Todd Rundgren’s once out-of-this-world vision for Utopia — prog-pop? proto-new wave rock? Whodathunkit? — was coalescing into a provocative and powerful musical conception by this point.
The line up was still in flux, and there would be at least one more major move (as Kasim Sulton replaced John Siegler), but this October 9, 1975 concert finds Utopia beginning finally to establish its own sound apart from its early long-form Yes-style pretensions — and its own presence apart from Rundgren’s already wildly celebrated solo career. Utopia had a sleeker, fresher, song-focused sound by the time it reached London for this, its first-ever UK show.
Of course, Rundgren’s most rabid fans (ahem!) have had a tattered copy of this concert recording — the old vinyl was confusingly titled Nimbus Thitherward — for years. With the release of Live at Hammersmith Odeon ’75, due April 10 from Shout! Factory, we finally get a cleaned up, sonically stunning version of the old tapes recorded by the BBC for its Rock Hour radio program. Still, hearing this band as it comes into its own, and in a pristine setting, provides powerful jolt after power-pop-ful jolt.
Rundgren is joined by Siegler, Roger Powell (who succeeded Moogy Klingman, and others, from Utopia’s initial two projects) and Willie Wilcox (replacing Kevin Ellman), with backing vocals by future R&B star Luther Vandross, along with Anthony Hinton.

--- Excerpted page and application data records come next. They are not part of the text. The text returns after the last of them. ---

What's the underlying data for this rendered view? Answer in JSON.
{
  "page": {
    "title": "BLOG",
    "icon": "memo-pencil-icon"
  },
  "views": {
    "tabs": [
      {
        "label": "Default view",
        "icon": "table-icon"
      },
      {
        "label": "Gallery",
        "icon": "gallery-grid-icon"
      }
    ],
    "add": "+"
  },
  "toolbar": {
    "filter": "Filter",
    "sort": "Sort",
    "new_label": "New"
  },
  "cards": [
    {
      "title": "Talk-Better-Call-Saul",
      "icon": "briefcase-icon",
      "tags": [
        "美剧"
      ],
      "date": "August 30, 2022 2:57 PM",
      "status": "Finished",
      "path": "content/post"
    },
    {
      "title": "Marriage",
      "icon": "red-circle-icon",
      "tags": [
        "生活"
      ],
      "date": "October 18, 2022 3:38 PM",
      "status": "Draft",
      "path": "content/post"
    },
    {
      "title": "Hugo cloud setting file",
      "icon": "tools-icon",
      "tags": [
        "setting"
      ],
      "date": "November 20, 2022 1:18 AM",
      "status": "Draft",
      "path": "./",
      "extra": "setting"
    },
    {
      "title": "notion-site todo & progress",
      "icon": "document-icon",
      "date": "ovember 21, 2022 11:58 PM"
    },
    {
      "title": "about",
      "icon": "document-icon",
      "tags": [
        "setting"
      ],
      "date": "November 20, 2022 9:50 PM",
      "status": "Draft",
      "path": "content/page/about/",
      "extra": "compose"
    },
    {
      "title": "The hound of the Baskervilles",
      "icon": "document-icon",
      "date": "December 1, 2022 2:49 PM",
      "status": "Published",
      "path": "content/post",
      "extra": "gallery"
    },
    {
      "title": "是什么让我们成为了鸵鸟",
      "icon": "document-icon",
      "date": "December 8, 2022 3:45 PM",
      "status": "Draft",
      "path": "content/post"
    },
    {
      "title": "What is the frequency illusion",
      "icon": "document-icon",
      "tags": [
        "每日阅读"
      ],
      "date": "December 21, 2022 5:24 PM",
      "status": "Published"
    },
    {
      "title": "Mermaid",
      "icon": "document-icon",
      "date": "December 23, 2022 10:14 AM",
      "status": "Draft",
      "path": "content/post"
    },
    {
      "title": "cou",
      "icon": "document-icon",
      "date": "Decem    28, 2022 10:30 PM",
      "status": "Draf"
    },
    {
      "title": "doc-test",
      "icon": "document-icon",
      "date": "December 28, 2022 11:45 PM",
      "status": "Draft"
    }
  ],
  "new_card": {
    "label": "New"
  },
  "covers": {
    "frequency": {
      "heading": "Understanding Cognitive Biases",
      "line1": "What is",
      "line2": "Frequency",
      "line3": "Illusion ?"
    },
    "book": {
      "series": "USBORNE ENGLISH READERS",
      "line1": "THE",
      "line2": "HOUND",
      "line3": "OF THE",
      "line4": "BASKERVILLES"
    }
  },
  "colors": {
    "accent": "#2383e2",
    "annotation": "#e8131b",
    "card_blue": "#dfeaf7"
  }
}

They begin with a fiery take on “Freedom Fighters,” from the initial 1974 Utopia recording, before diving into Powell’s “Mister Triscuits” — the first of four tracks on the group’s then-current live project, including “The Wheel” and (perhaps most interestingly) a cover of the Move’s zippy classic “Do Ya.” This version, which predates the more familiar radio-hit from the Electric Light Orchestra by a year, is said to have been a tip of the hat to ELO leader Jeff Lynne, who had been doing his own in-concert takes on “Open Your Eyes” from Rundgren’s former band the Nazz.
Also included are several tracks from Rundgren’s solo career, including “When the Shit Hits the Fan/Sunset Boulevard/Le Feel Internacionale” from A Wizard, A True Star, “Heavy Metal Kids,” “The Last Ride” and “Songs of 1984” from the double-LP Todd, and “Couldn’t I Just Tell You” from Something/Anything — and, yeah, “Open Your Eyes,” too. Missing are Rundgren’s solo hits “Hello It’s Me” and “I Saw the Light,” as well as the expected show-closing theme-song “Just One Victory,” but that actually helps refocus the project on the emerging substance and potentiality of Utopia.

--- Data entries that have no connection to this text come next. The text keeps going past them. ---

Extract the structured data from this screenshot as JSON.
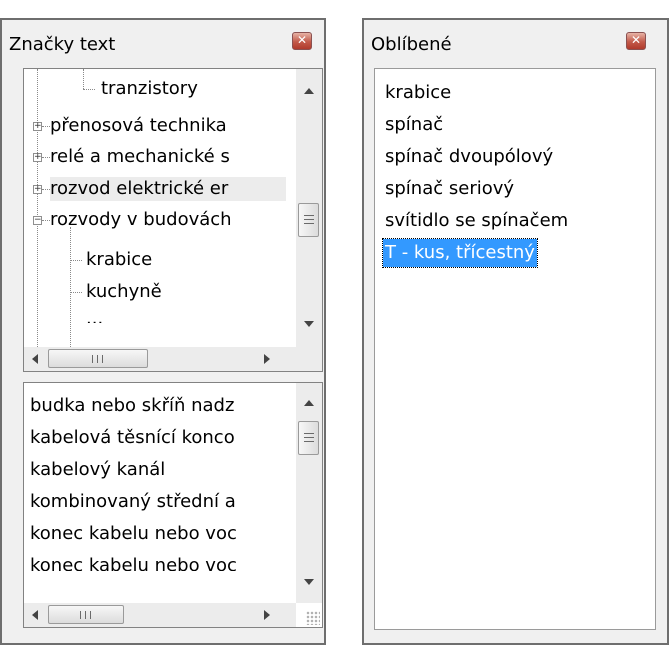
{
  "left_panel": {
    "title": "Značky text",
    "close_label": "x",
    "tree": {
      "items": [
        {
          "label": "tranzistory",
          "expander": ""
        },
        {
          "label": "přenosová technika",
          "expander": "+"
        },
        {
          "label": "relé a mechanické s",
          "expander": "+"
        },
        {
          "label": "rozvod elektrické er",
          "expander": "+"
        },
        {
          "label": "rozvody v budovách",
          "expander": "−"
        },
        {
          "label": "krabice",
          "expander": ""
        },
        {
          "label": "kuchyně",
          "expander": ""
        },
        {
          "label": "...",
          "expander": ""
        }
      ]
    },
    "symbols": {
      "items": [
        "budka nebo skříň nadz",
        "kabelová těsnící konco",
        "kabelový kanál",
        "kombinovaný střední a",
        "konec kabelu nebo voc",
        "konec kabelu nebo voc"
      ]
    },
    "scroll_glyphs": {
      "up": "▲",
      "down": "▼",
      "left": "◀",
      "right": "▶"
    }
  },
  "right_panel": {
    "title": "Oblíbené",
    "close_label": "x",
    "items": [
      "krabice",
      "spínač",
      "spínač dvoupólový",
      "spínač seriový",
      "svítidlo se spínačem",
      "T - kus, třícestný"
    ],
    "selected_index": 5
  },
  "colors": {
    "selection": "#3399ff",
    "close_button": "#c35a4a",
    "panel_bg": "#f0f0f0"
  }
}
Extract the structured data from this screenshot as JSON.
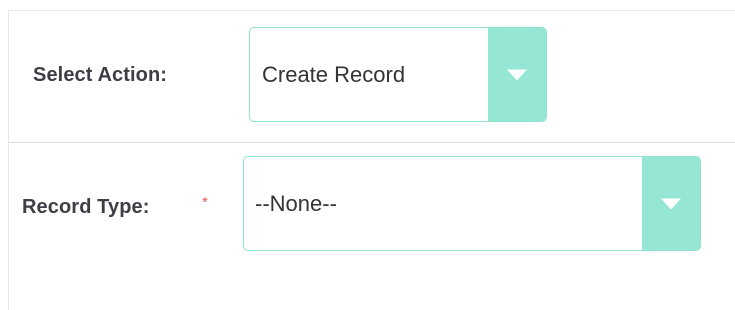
{
  "form": {
    "action_label": "Select Action:",
    "action_value": "Create Record",
    "record_type_label": "Record Type:",
    "required_marker": "*",
    "record_type_value": "--None--"
  },
  "icons": {
    "action_dropdown": "chevron-down-icon",
    "record_type_dropdown": "chevron-down-icon"
  },
  "colors": {
    "accent": "#95e6d4",
    "border": "#8fe3cf",
    "required": "#e45858",
    "label": "#3e3e47"
  }
}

The band would, in keeping with its leader’s roving muse, continue to sharpen its sound — becoming less willfully difficult but also much heavier as the decade wore on. Still to come was Utopia’s biggest chart success, the No. 27 hit single “Set Me Free” and the Top 40 album Adventures in Utopia, both in 1980.

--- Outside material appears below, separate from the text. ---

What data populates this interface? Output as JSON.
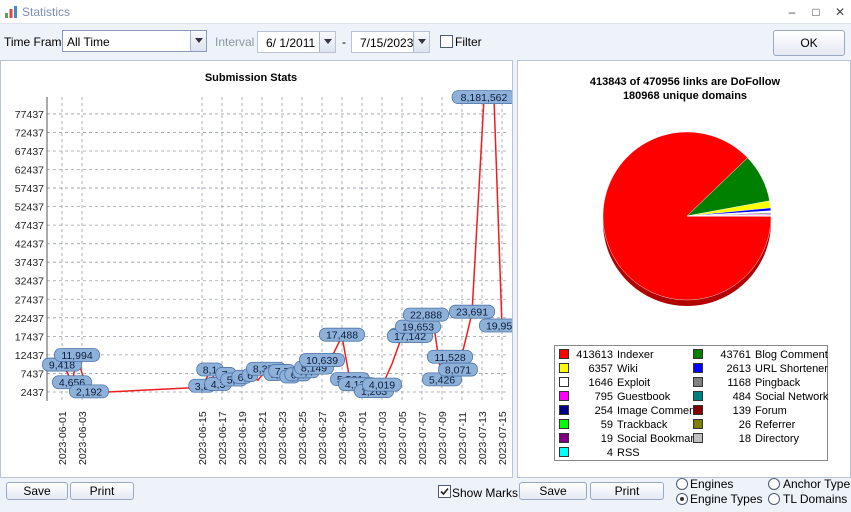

If you want to experience that moment when the planted seed burst up through the ground, though, start here. I’d argue, after enjoying this glistening new version of a familiar old boot, that Utopia’s first singular moments — the first time they sounded utterly like themselves, and no one else — can be found on Nimbus Thitherward, er, I mean Live at Hammersmith Odeon ’75.